Kerry is one of our amazing Good Neighbours walking buddies, who has been working hard to help her fellow North Tynesiders during the pandemic. However, she did not start out as a volunteer, but instead she herself was on the receiving end of support from another of the Good Neighbours’ team. Her experiences of receiving this support inspired Kerry to sign up to help others once she was able to.
In 2017 Kerry caught the flu which developed into a chest infection. She went from having cold symptoms to seizing in a short space of time and ended up on life support for five days. Kerry now takes a daily steroid for her asthma.
Kerry had been volunteering for Beach Access North East, but had to stop during the pandemic. She anticipated how things would go with the spread of Covid-19 and starting shielding two weeks before the national lockdown. Kerry felt guilty about this as it meant her parents had to shield as well and she’d already suffered with poor mental health in the past.
Kerry and her parents wanted to eat as healthy as possible with quality ingredients. They started to panic when they tried signing up for a supermarket food slot and none were available, and there was no fresh food in the house. It meant so much to Kerry that a Good Neighbours volunteer, Kim, brought her shopping that week. It helped Kerry realise that society still cared about her and that she wasn’t a burden or worthless, but valued. She’d never been so excited to see a bag of shopping.

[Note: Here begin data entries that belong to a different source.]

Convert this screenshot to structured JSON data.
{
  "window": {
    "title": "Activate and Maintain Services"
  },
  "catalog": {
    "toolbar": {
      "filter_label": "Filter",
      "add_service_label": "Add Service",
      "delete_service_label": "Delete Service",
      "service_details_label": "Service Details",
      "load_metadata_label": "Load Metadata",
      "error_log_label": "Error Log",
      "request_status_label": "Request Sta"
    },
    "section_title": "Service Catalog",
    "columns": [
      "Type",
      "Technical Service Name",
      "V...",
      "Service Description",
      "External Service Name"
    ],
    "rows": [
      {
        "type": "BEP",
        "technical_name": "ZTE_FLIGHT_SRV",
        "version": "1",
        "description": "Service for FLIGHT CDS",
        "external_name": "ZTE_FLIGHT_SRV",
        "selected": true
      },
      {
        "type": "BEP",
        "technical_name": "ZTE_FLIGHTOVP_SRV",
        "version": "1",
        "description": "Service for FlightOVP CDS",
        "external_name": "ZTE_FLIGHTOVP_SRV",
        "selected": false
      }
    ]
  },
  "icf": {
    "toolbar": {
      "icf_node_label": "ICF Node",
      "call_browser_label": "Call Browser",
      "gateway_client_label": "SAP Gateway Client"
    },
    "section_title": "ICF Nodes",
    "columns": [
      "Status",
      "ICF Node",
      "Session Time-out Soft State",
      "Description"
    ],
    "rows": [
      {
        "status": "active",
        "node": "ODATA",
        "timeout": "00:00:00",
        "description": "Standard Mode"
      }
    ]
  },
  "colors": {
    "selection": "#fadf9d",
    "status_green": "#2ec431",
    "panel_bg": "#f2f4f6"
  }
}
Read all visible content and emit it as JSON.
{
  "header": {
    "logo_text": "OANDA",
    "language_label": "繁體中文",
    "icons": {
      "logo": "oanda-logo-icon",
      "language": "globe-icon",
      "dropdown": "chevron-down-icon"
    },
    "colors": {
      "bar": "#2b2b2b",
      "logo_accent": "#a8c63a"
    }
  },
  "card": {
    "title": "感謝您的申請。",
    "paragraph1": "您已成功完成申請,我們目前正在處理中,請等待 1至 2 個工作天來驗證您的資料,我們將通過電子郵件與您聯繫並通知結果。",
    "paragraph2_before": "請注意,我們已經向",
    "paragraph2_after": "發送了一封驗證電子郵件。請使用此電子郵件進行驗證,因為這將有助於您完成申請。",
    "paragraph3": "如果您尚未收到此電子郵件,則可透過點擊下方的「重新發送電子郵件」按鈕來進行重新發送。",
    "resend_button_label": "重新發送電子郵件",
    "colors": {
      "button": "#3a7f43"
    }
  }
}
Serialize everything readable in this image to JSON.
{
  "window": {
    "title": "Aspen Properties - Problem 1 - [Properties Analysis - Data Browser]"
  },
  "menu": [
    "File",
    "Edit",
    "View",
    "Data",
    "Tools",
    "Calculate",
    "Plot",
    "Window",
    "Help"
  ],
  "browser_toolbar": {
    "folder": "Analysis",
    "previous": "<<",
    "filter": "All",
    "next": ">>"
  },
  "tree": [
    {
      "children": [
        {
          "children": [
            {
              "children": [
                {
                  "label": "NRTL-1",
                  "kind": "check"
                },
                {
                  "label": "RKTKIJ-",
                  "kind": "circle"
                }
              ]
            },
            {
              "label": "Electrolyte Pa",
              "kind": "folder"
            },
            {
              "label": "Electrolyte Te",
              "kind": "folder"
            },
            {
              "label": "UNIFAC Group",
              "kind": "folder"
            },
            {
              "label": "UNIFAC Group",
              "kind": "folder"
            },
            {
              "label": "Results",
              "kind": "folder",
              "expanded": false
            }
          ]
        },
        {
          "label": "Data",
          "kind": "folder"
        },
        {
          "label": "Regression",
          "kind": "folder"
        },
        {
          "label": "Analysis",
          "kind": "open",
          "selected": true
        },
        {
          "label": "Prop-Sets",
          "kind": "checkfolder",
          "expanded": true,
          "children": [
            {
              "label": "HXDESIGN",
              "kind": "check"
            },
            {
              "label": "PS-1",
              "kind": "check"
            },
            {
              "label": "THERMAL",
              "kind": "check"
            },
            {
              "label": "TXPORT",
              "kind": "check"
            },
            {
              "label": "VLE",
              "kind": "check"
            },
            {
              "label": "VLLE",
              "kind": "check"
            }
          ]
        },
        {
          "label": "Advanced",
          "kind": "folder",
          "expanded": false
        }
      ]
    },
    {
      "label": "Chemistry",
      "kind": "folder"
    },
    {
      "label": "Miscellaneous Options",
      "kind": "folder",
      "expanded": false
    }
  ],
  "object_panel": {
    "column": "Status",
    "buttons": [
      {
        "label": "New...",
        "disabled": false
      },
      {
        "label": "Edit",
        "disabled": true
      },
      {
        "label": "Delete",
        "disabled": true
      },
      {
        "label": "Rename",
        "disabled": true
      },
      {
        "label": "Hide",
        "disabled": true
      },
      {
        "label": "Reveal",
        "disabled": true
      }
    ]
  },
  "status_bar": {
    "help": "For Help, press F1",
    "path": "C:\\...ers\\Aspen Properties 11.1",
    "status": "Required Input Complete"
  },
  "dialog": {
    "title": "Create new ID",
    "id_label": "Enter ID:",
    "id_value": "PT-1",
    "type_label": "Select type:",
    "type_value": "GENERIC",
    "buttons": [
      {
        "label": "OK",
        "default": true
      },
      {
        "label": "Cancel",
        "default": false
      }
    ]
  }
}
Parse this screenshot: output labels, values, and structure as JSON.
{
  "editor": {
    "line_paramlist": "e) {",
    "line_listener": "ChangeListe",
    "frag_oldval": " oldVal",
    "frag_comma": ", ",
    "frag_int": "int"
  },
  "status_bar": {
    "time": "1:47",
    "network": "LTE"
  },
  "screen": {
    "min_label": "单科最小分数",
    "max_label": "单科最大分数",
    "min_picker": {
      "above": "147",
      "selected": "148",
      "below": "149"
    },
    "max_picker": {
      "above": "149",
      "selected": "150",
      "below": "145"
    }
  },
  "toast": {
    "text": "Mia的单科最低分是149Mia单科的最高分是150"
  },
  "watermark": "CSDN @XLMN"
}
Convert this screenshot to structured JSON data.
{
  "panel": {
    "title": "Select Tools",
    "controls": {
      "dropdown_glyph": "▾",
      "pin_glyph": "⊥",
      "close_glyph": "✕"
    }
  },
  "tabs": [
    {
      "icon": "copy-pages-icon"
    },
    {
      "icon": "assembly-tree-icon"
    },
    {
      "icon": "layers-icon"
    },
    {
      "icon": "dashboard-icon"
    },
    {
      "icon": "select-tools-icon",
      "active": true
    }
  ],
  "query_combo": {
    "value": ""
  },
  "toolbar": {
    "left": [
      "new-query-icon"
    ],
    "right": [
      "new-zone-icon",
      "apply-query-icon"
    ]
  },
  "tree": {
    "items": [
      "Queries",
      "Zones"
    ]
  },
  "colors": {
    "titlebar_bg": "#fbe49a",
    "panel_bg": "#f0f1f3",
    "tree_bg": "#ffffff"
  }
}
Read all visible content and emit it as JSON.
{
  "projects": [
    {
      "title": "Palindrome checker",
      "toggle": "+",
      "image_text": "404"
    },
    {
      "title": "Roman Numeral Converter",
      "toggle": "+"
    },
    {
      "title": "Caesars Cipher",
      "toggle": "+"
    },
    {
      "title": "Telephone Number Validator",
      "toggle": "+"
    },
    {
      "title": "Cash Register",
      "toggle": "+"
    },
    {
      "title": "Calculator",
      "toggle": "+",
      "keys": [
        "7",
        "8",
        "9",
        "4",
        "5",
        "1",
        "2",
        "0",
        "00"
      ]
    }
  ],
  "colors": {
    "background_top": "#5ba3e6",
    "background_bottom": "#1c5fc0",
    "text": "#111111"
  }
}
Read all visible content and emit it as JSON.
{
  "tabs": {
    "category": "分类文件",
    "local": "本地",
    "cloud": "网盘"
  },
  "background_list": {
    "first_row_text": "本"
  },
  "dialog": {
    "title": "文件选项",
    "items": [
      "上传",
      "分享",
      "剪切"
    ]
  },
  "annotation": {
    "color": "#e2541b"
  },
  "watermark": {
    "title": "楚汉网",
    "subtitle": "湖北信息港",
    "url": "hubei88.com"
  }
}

“A complete stranger risked her own safety and took time out of her day to help.”
Kerry’s family were able to access some supermarket slots after this point and began to receive a regular food parcel via Good Neighbours. Kerry found that was easier to ask a stranger for help as she knew a volunteer definitely meant it. Kerry thought the process of receiving a food parcel really straight forward.
Kerry came out of shielding in July after keeping an eye on the infection rates. She’d been out of the house once after 10 weeks, but found after weeks of shielding she was terrified of the world and everything in it. Kerry had previously worked in the care profession, which wouldn’t be possible again until a vaccine became available.
Kerry wanted to feel useful and raised some money for the Samaritans by climbing the St Mary’s lighthouse several times in one go. After that, she saw that VODA was looking for walking buddies and thought she’d be perfect as she’d gone through shielding herself and was low risk to others.
Kerry now has two walking buddies. Anne is not used to walking far and tends to use a wheelchair. She has poor eyesight and does not feel confident on her feet. They walk together to the end of the street and back, but are building it up each week. Anne needs to hold to Kerry’s arm, but they both wear facemasks and feel quite safe walking out in the open air.
Kerry also visits Trish once a week, who used to be an agony aunt and has some fantastic stories. Kerry appreciates all the wisdom that Trish shares and has grown extremely fond of her. Kerry sits in the garden by the backdoor and Trish sits inside at a distance, which again feels perfectly safe.
Trish is undergoing chemo and does not have long to live. She would like to capture her life experiences, but is getting very tired and asked Kerry if she knew of anyone who would do it. Kerry keenly volunteered and takes a voice recorder to their meetings in order to write up what Trish shares. She hopes to put together some bundles for Trish’s family as a result. Kerry experiences bad anxiety, but has found that Trish has rubbed off on her. Every opportunity Trish has been presented with she’s said yes, which has inspired Kerry and has had a real positive impact on her life.
Kerry’s highlight from volunteering has been meeting Trish.
“I’m so grateful that things in the universe have aligned that we’ve been brought together.”
Kerry would advise anyone to take a leaf out of Trish’s book and say ‘yes’.
“You will get far more out of it that you would ever realise.”